[Website and app data records]
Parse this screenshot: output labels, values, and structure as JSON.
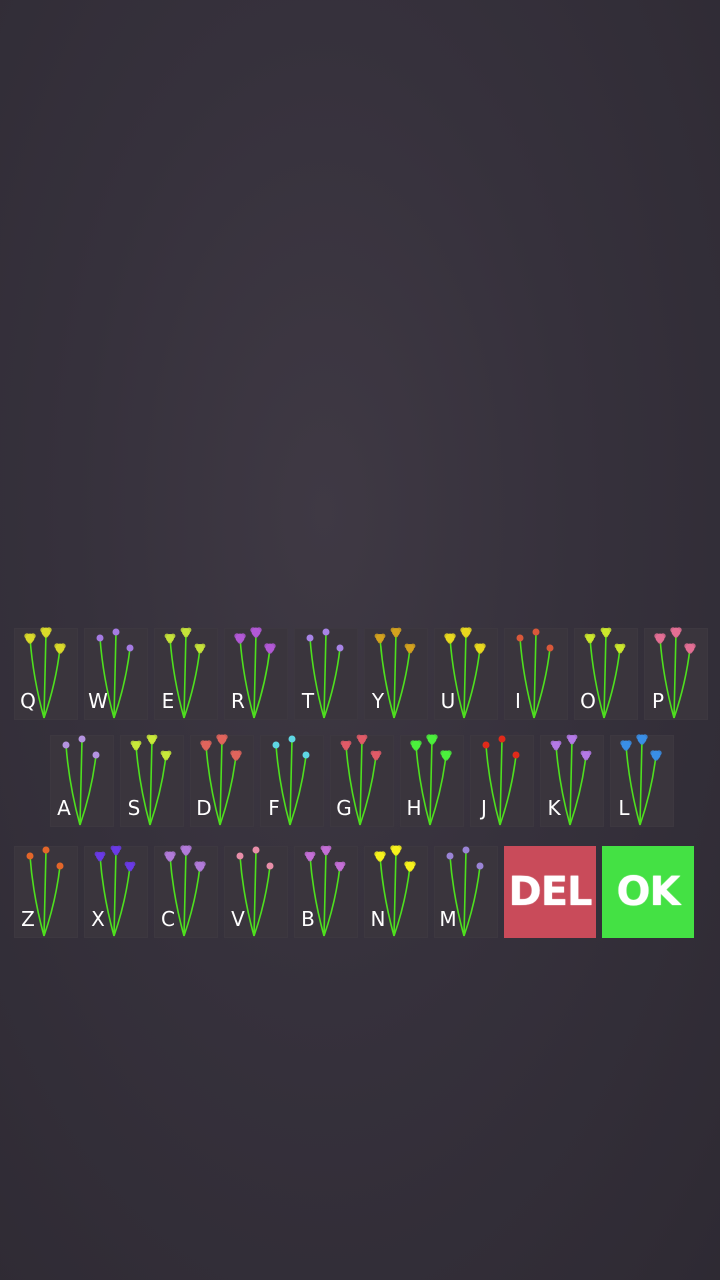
{
  "keyboard": {
    "rows": [
      [
        {
          "letter": "Q",
          "flower": "yellow-bloom",
          "color": "#d9d92a"
        },
        {
          "letter": "W",
          "flower": "violet-bells",
          "color": "#a57be3"
        },
        {
          "letter": "E",
          "flower": "lime-sprigs",
          "color": "#c6e23a"
        },
        {
          "letter": "R",
          "flower": "purple-daisy",
          "color": "#b258d6"
        },
        {
          "letter": "T",
          "flower": "lilac-bloom",
          "color": "#a884e6"
        },
        {
          "letter": "Y",
          "flower": "gold-violet-mix",
          "color": "#d4a21f"
        },
        {
          "letter": "U",
          "flower": "yellow-star",
          "color": "#e8d81f"
        },
        {
          "letter": "I",
          "flower": "red-berries",
          "color": "#d9583a"
        },
        {
          "letter": "O",
          "flower": "lime-clusters",
          "color": "#cbe62d"
        },
        {
          "letter": "P",
          "flower": "pink-bloom",
          "color": "#e36f94"
        }
      ],
      [
        {
          "letter": "A",
          "flower": "lavender-spray",
          "color": "#b493e0"
        },
        {
          "letter": "S",
          "flower": "lime-tulips",
          "color": "#c8e83a"
        },
        {
          "letter": "D",
          "flower": "coral-tulips",
          "color": "#e0645c"
        },
        {
          "letter": "F",
          "flower": "cyan-bloom",
          "color": "#5ed6e3"
        },
        {
          "letter": "G",
          "flower": "rose-bloom",
          "color": "#e05a67"
        },
        {
          "letter": "H",
          "flower": "green-clover",
          "color": "#4bef3c"
        },
        {
          "letter": "J",
          "flower": "red-poppy",
          "color": "#e12a1a"
        },
        {
          "letter": "K",
          "flower": "violet-tulips",
          "color": "#b479e6"
        },
        {
          "letter": "L",
          "flower": "blue-bells",
          "color": "#3a8ee6"
        }
      ],
      [
        {
          "letter": "Z",
          "flower": "orange-bloom",
          "color": "#e3662a"
        },
        {
          "letter": "X",
          "flower": "indigo-bells",
          "color": "#6a3ae6"
        },
        {
          "letter": "C",
          "flower": "purple-bloom",
          "color": "#b27ad9"
        },
        {
          "letter": "V",
          "flower": "pink-clusters",
          "color": "#e88ea9"
        },
        {
          "letter": "B",
          "flower": "magenta-bloom",
          "color": "#c46fd6"
        },
        {
          "letter": "N",
          "flower": "yellow-buttercup",
          "color": "#f7f21c"
        },
        {
          "letter": "M",
          "flower": "lavender-sprigs",
          "color": "#9a84d6"
        }
      ]
    ],
    "delete_label": "DEL",
    "ok_label": "OK",
    "colors": {
      "background": "#36313c",
      "key": "#3a353d",
      "stem": "#4ee01e",
      "delete": "#c94b5a",
      "ok": "#44e144"
    }
  }
}
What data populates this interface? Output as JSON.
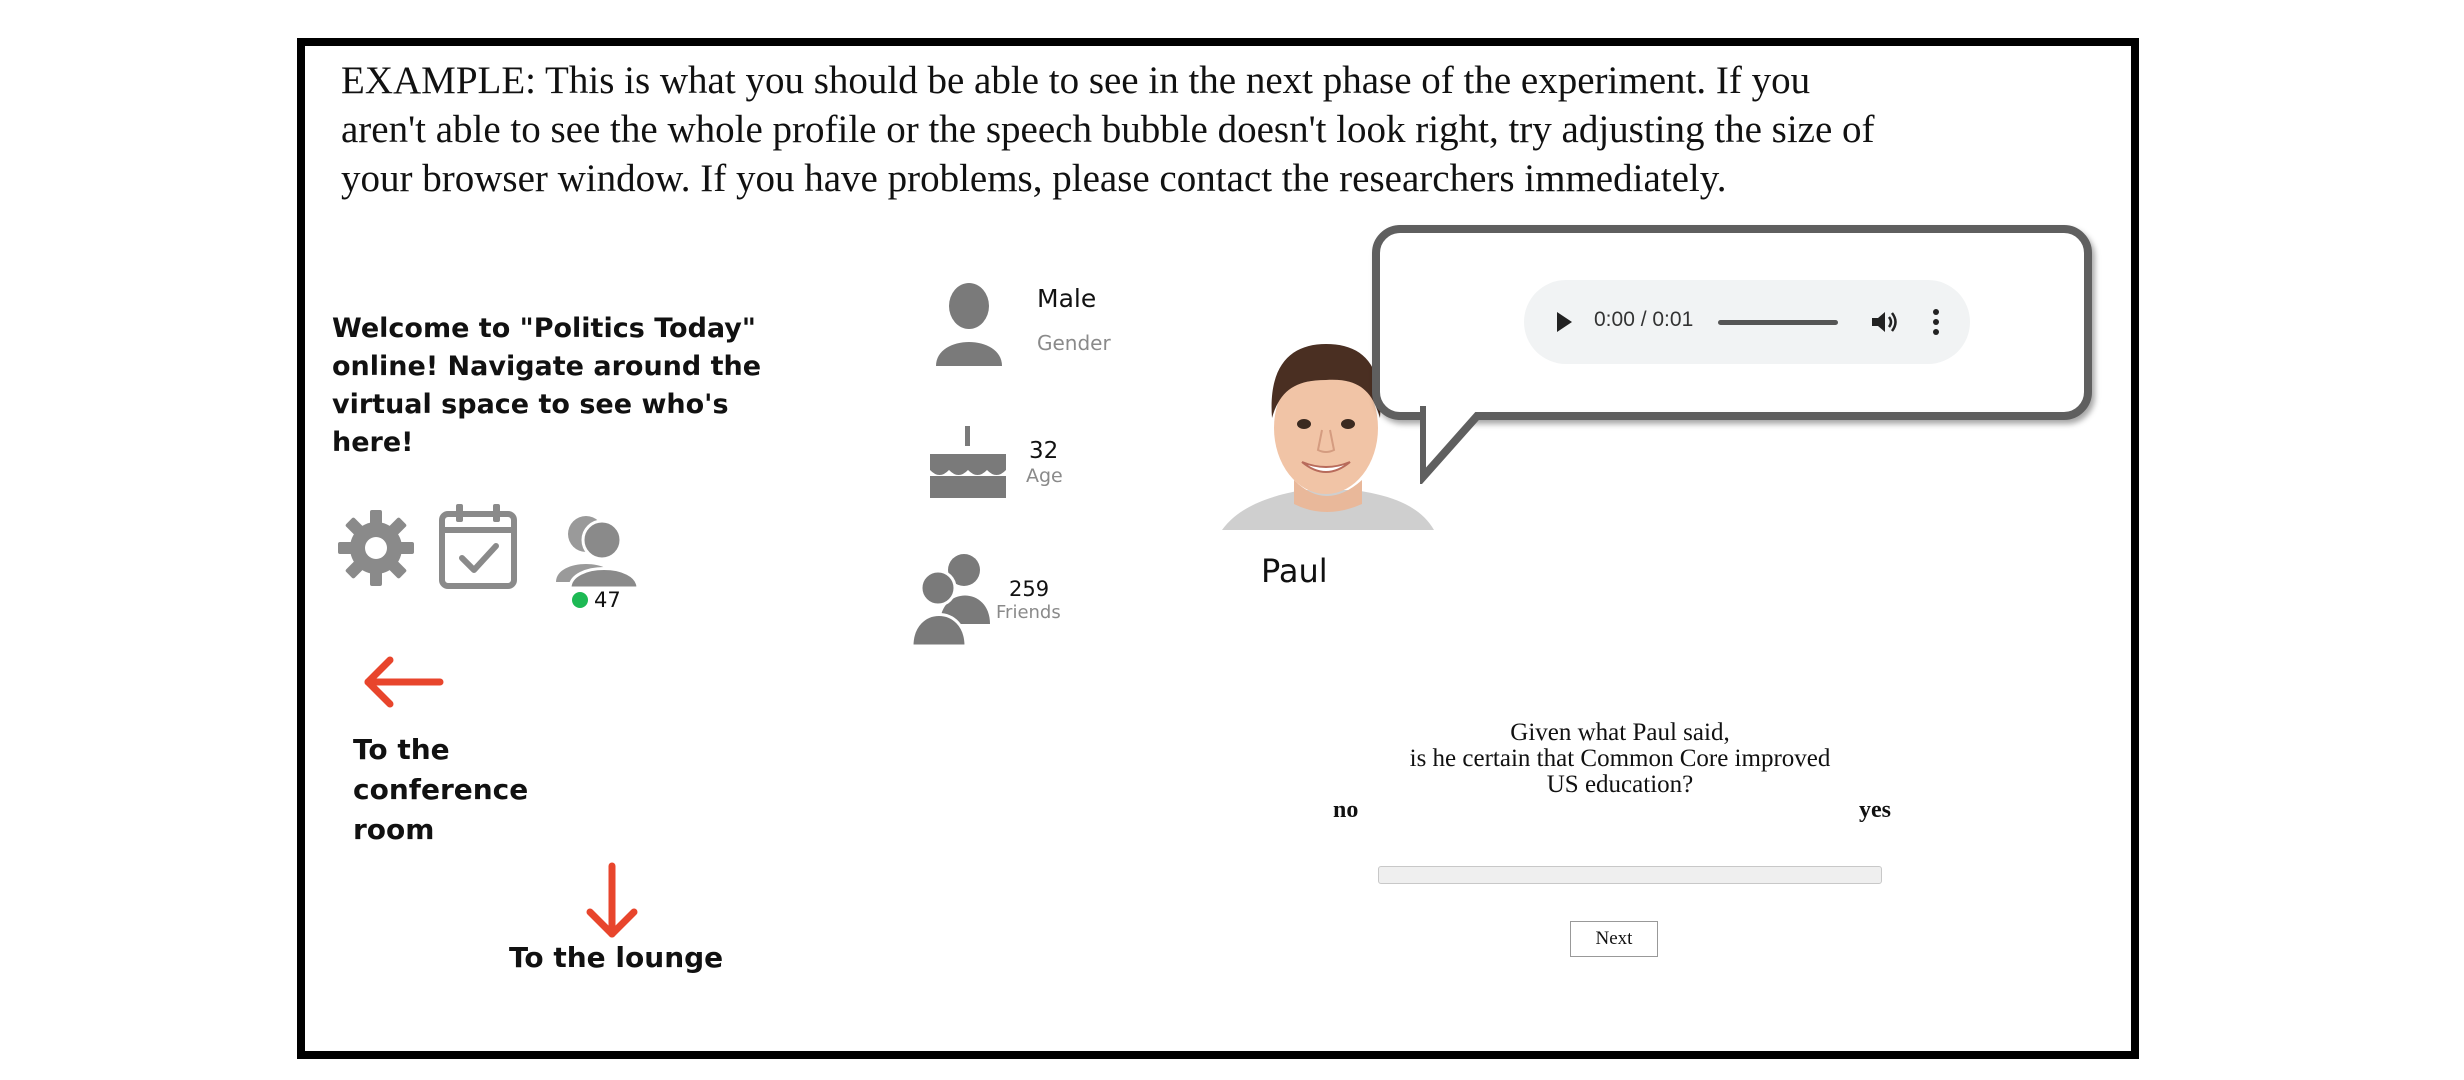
{
  "intro_text": "EXAMPLE: This is what you should be able to see in the next phase of the experiment. If you aren't able to see the whole profile or the speech bubble doesn't look right, try adjusting the size of your browser window.  If you have problems, please contact the researchers immediately.",
  "welcome_text": "Welcome to \"Politics Today\" online! Navigate around the virtual space to see who's here!",
  "toolbar": {
    "settings_icon": "gear-icon",
    "calendar_icon": "calendar-check-icon",
    "users_icon": "users-icon",
    "online_count": "47"
  },
  "navigation": {
    "conference_label": "To the conference room",
    "lounge_label": "To the lounge"
  },
  "profile": {
    "gender_value": "Male",
    "gender_label": "Gender",
    "age_value": "32",
    "age_label": "Age",
    "friends_value": "259",
    "friends_label": "Friends",
    "name": "Paul"
  },
  "audio": {
    "time": "0:00 / 0:01"
  },
  "question": {
    "line1": "Given what  Paul said,",
    "line2": "is  he  certain that  Common Core improved",
    "line3": "US education?",
    "scale_min": "no",
    "scale_max": "yes",
    "next_label": "Next"
  },
  "colors": {
    "arrow": "#e8452c",
    "icon_gray": "#7a7a7a",
    "online": "#1db954"
  }
}
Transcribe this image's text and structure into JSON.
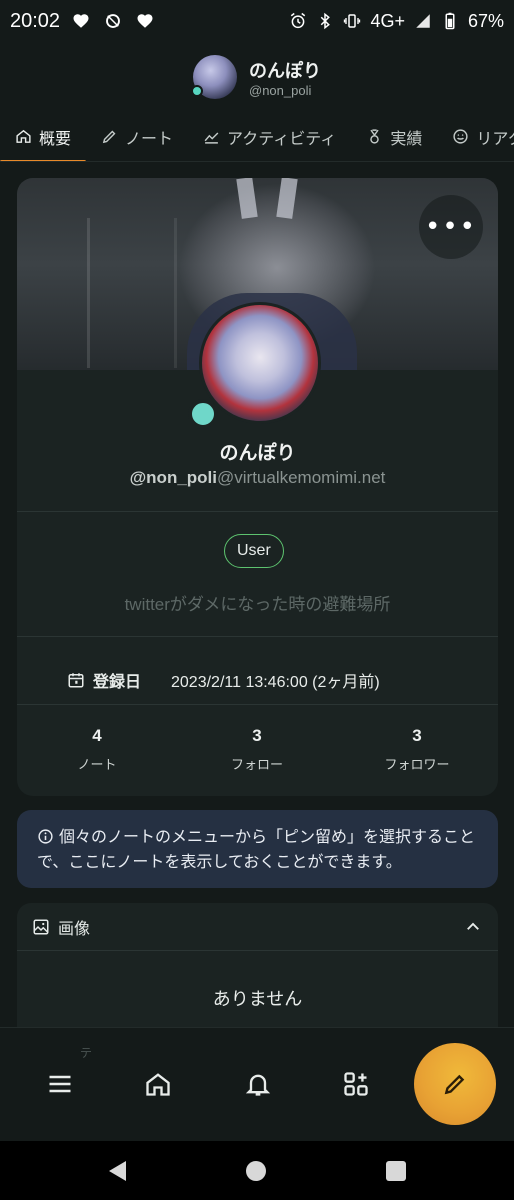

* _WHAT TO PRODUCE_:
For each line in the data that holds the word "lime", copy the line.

* _OUTPUT OF THE TASK_:
          "flower": "lime-sprigs",
          "flower": "lime-clusters",
          "flower": "lime-tulips",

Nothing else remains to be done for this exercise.